The Banquet Room was prepared by the parents of the Leavers, and looked amazing. Folk who have never been to Africa and have only seen images of deprivation and squalor on television, may be a little surprised at the levels of sophistication reached . . .

Yup - this Africa!

So honor was satisfied, a fantastic evening was had by all, and kudos to the folk who spent so much time and effort getting everything ready. I think the smiles said it all . . . .

 Of course all the excitement, the late night and all the running around were all quite overwhelming (even for an old once-upon-a-time-party-dog like me), and so the Sunday was spent cradling 2 girls and watching replays of the rugby on tv as we tried to work out how on earth Wales beat South Africa. Everybody was, after the fun of the night before, a little deflated . . .

A fine evening, and a fitting end to a school career.
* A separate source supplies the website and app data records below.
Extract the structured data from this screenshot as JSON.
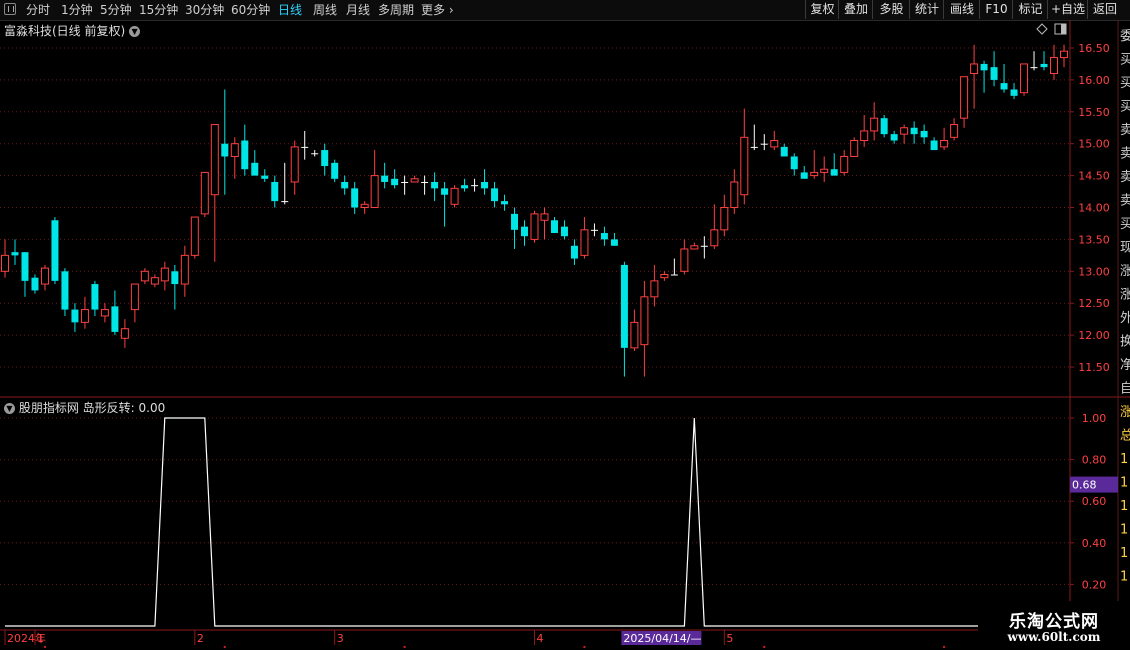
{
  "toolbar": {
    "periods": [
      "分时",
      "1分钟",
      "5分钟",
      "15分钟",
      "30分钟",
      "60分钟",
      "日线",
      "周线",
      "月线",
      "多周期",
      "更多"
    ],
    "active_period": "日线",
    "right_buttons": [
      "复权",
      "叠加",
      "多股",
      "统计",
      "画线",
      "F10",
      "标记",
      "+自选",
      "返回"
    ]
  },
  "chart_title": "富淼科技(日线 前复权)",
  "indicator_title": "股朋指标网 岛形反转: 0.00",
  "price_axis": [
    "16.50",
    "16.00",
    "15.50",
    "15.00",
    "14.50",
    "14.00",
    "13.50",
    "13.00",
    "12.50",
    "12.00",
    "11.50"
  ],
  "indicator_axis": [
    "1.00",
    "0.80",
    "0.60",
    "0.40",
    "0.20"
  ],
  "indicator_cursor_value": "0.68",
  "date_axis": {
    "labels": [
      "2024年",
      "1",
      "2",
      "3",
      "4",
      "5"
    ],
    "cursor_label": "2025/04/14/—"
  },
  "right_edge_glyphs": [
    "委",
    "买",
    "买",
    "买",
    "卖",
    "卖",
    "卖",
    "卖",
    "买",
    "现",
    "涨",
    "涨",
    "外",
    "换",
    "净",
    "自",
    "涨",
    "总",
    "1",
    "1",
    "1",
    "1",
    "1",
    "1"
  ],
  "watermark": {
    "line1": "乐淘公式网",
    "line2": "www.60lt.com"
  },
  "colors": {
    "up": "#ff4040",
    "down": "#00e5e5",
    "doji": "#ffffff",
    "grid": "#6a1a1a",
    "indicator_line": "#ffffff",
    "cursor_bg": "#5a2a9a"
  },
  "chart_data": [
    {
      "type": "candlestick",
      "title": "富淼科技(日线 前复权)",
      "ylim": [
        11.3,
        16.8
      ],
      "ohlc": [
        [
          13.0,
          13.5,
          12.9,
          13.25
        ],
        [
          13.3,
          13.5,
          13.1,
          13.25
        ],
        [
          13.3,
          13.3,
          12.6,
          12.85
        ],
        [
          12.9,
          12.95,
          12.65,
          12.7
        ],
        [
          12.8,
          13.1,
          12.7,
          13.05
        ],
        [
          13.8,
          13.85,
          12.8,
          12.85
        ],
        [
          13.0,
          13.05,
          12.3,
          12.4
        ],
        [
          12.4,
          12.5,
          12.05,
          12.2
        ],
        [
          12.2,
          12.6,
          12.1,
          12.4
        ],
        [
          12.8,
          12.85,
          12.3,
          12.4
        ],
        [
          12.3,
          12.5,
          12.2,
          12.4
        ],
        [
          12.45,
          12.7,
          12.0,
          12.05
        ],
        [
          11.95,
          12.25,
          11.8,
          12.1
        ],
        [
          12.4,
          12.8,
          12.2,
          12.8
        ],
        [
          12.85,
          13.05,
          12.8,
          13.0
        ],
        [
          12.8,
          12.95,
          12.75,
          12.9
        ],
        [
          12.85,
          13.15,
          12.7,
          13.05
        ],
        [
          13.0,
          13.1,
          12.4,
          12.8
        ],
        [
          12.8,
          13.4,
          12.6,
          13.25
        ],
        [
          13.25,
          13.85,
          13.2,
          13.85
        ],
        [
          13.9,
          14.55,
          13.85,
          14.55
        ],
        [
          14.2,
          15.25,
          13.15,
          15.3
        ],
        [
          15.0,
          15.85,
          14.2,
          14.8
        ],
        [
          14.8,
          15.1,
          14.45,
          15.0
        ],
        [
          15.05,
          15.3,
          14.5,
          14.6
        ],
        [
          14.7,
          14.9,
          14.5,
          14.5
        ],
        [
          14.5,
          14.6,
          14.4,
          14.45
        ],
        [
          14.4,
          14.5,
          14.0,
          14.1
        ],
        [
          14.1,
          14.7,
          14.05,
          14.1
        ],
        [
          14.4,
          15.05,
          14.2,
          14.95
        ],
        [
          14.95,
          15.2,
          14.75,
          14.95
        ],
        [
          14.85,
          14.9,
          14.8,
          14.85
        ],
        [
          14.9,
          15.0,
          14.5,
          14.65
        ],
        [
          14.7,
          14.75,
          14.4,
          14.45
        ],
        [
          14.4,
          14.5,
          14.2,
          14.3
        ],
        [
          14.3,
          14.4,
          13.9,
          14.0
        ],
        [
          14.0,
          14.1,
          13.9,
          14.05
        ],
        [
          14.0,
          14.9,
          14.0,
          14.5
        ],
        [
          14.5,
          14.7,
          14.3,
          14.4
        ],
        [
          14.45,
          14.6,
          14.3,
          14.35
        ],
        [
          14.4,
          14.5,
          14.2,
          14.4
        ],
        [
          14.4,
          14.5,
          14.4,
          14.45
        ],
        [
          14.4,
          14.5,
          14.2,
          14.4
        ],
        [
          14.4,
          14.55,
          14.1,
          14.3
        ],
        [
          14.3,
          14.4,
          13.7,
          14.2
        ],
        [
          14.05,
          14.35,
          14.0,
          14.3
        ],
        [
          14.35,
          14.45,
          14.25,
          14.3
        ],
        [
          14.35,
          14.45,
          14.25,
          14.35
        ],
        [
          14.4,
          14.6,
          14.2,
          14.3
        ],
        [
          14.3,
          14.4,
          14.0,
          14.1
        ],
        [
          14.1,
          14.2,
          13.95,
          14.05
        ],
        [
          13.9,
          14.0,
          13.35,
          13.65
        ],
        [
          13.7,
          13.8,
          13.4,
          13.55
        ],
        [
          13.5,
          13.95,
          13.45,
          13.9
        ],
        [
          13.8,
          14.0,
          13.5,
          13.9
        ],
        [
          13.8,
          13.85,
          13.6,
          13.6
        ],
        [
          13.7,
          13.8,
          13.5,
          13.55
        ],
        [
          13.4,
          13.5,
          13.1,
          13.2
        ],
        [
          13.25,
          13.85,
          13.2,
          13.65
        ],
        [
          13.65,
          13.75,
          13.55,
          13.65
        ],
        [
          13.6,
          13.7,
          13.4,
          13.5
        ],
        [
          13.5,
          13.6,
          13.4,
          13.4
        ],
        [
          13.1,
          13.15,
          11.35,
          11.8
        ],
        [
          11.8,
          12.4,
          11.75,
          12.2
        ],
        [
          11.85,
          12.85,
          11.35,
          12.6
        ],
        [
          12.6,
          13.1,
          12.45,
          12.85
        ],
        [
          12.9,
          13.0,
          12.85,
          12.95
        ],
        [
          12.95,
          13.2,
          12.95,
          12.95
        ],
        [
          13.0,
          13.5,
          12.95,
          13.35
        ],
        [
          13.35,
          13.45,
          13.35,
          13.4
        ],
        [
          13.4,
          13.55,
          13.2,
          13.4
        ],
        [
          13.4,
          14.05,
          13.35,
          13.65
        ],
        [
          13.65,
          14.2,
          13.55,
          14.0
        ],
        [
          14.0,
          14.6,
          13.9,
          14.4
        ],
        [
          14.2,
          15.55,
          14.05,
          15.1
        ],
        [
          14.95,
          15.3,
          14.9,
          14.95
        ],
        [
          15.0,
          15.15,
          14.9,
          15.0
        ],
        [
          14.95,
          15.2,
          14.9,
          15.05
        ],
        [
          14.95,
          15.0,
          14.8,
          14.8
        ],
        [
          14.8,
          14.85,
          14.5,
          14.6
        ],
        [
          14.55,
          14.65,
          14.45,
          14.45
        ],
        [
          14.5,
          14.9,
          14.45,
          14.55
        ],
        [
          14.55,
          14.8,
          14.4,
          14.6
        ],
        [
          14.6,
          14.85,
          14.5,
          14.5
        ],
        [
          14.55,
          14.9,
          14.5,
          14.8
        ],
        [
          14.8,
          15.1,
          14.8,
          15.05
        ],
        [
          15.05,
          15.45,
          14.95,
          15.2
        ],
        [
          15.2,
          15.65,
          15.05,
          15.4
        ],
        [
          15.4,
          15.45,
          15.1,
          15.15
        ],
        [
          15.15,
          15.2,
          15.0,
          15.05
        ],
        [
          15.15,
          15.3,
          15.0,
          15.25
        ],
        [
          15.25,
          15.35,
          15.0,
          15.15
        ],
        [
          15.2,
          15.3,
          15.0,
          15.1
        ],
        [
          15.05,
          15.1,
          14.9,
          14.9
        ],
        [
          14.95,
          15.25,
          14.9,
          15.05
        ],
        [
          15.1,
          15.4,
          15.05,
          15.3
        ],
        [
          15.4,
          16.0,
          15.25,
          16.05
        ],
        [
          16.1,
          16.55,
          15.55,
          16.25
        ],
        [
          16.25,
          16.3,
          15.8,
          16.15
        ],
        [
          16.2,
          16.45,
          15.9,
          16.0
        ],
        [
          15.95,
          16.25,
          15.8,
          15.85
        ],
        [
          15.85,
          15.95,
          15.7,
          15.75
        ],
        [
          15.8,
          16.25,
          15.75,
          16.25
        ],
        [
          16.2,
          16.45,
          16.15,
          16.2
        ],
        [
          16.25,
          16.45,
          16.15,
          16.2
        ],
        [
          16.1,
          16.55,
          16.0,
          16.35
        ],
        [
          16.35,
          16.55,
          16.2,
          16.45
        ]
      ]
    },
    {
      "type": "line",
      "title": "股朋指标网 岛形反转",
      "ylim": [
        0,
        1.05
      ],
      "series": [
        {
          "name": "岛形反转",
          "values": []
        }
      ],
      "spikes": [
        {
          "start": 16,
          "end": 18
        },
        {
          "start": 19,
          "end": 20
        },
        {
          "start": 69,
          "end": 69
        }
      ]
    }
  ]
}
Have a great day!

Tuesday, December 2, 2014

More stuff that would like to bite me . . .

Continuing with my series on stuff here that seems to want to bite, sting or paralyze me, see if you can spot the potential danger lurking in the photo below. I had been about to walk through the gate of my house when an urgent shout stopped me in my tracks . . .  

It was a snake - his head at the same level as mine, and poking out in a 'ready-to-strike' posture, even though he turned out to be fairly harmless.

As an interesting note - can you see the Crucifix Spider on the gate? He builds a web with a distinctive cross weaved into it - I shall feature him in the next couple of days.

Maybe you will find the snake easier to spot against the sky?

How he was seen by the staff I am not sure - though I guess the local folk here have some sort of innate inbuilt antennae system!

This is a clearer picture of my door-ambushing visitor:

Would he have hurt me? Well, no not really - the spotted bush snake is not considered lethal, and so I helped him on his way with a few gentle prods with a stick.

Not the case, however, with the fellow pictured below. This is a black mamba, found hiding in the thatch roof above the buffet table . . .

Not an extremely large specimen - but they are lethal whatever size they are (you have around 20 minutes to get help), and this one was put permanently out of action by the gardener wearing green in the background. His catapult came in handy, as well as a spear that had been hanging on the wall as decoration. As some of you know - the black mamba is not actually black - the name comes from the colour of the inside of his mouth, which is black when open. Like the cottonmouth snake of North America - which has a white mouth.

This new home of mine has some biting stuff, for sure. I think I am going to hang spears on my wall at home for easy access. Maybe in the garden as well. In fact, I may take to carrying one around with me.

Have a great day.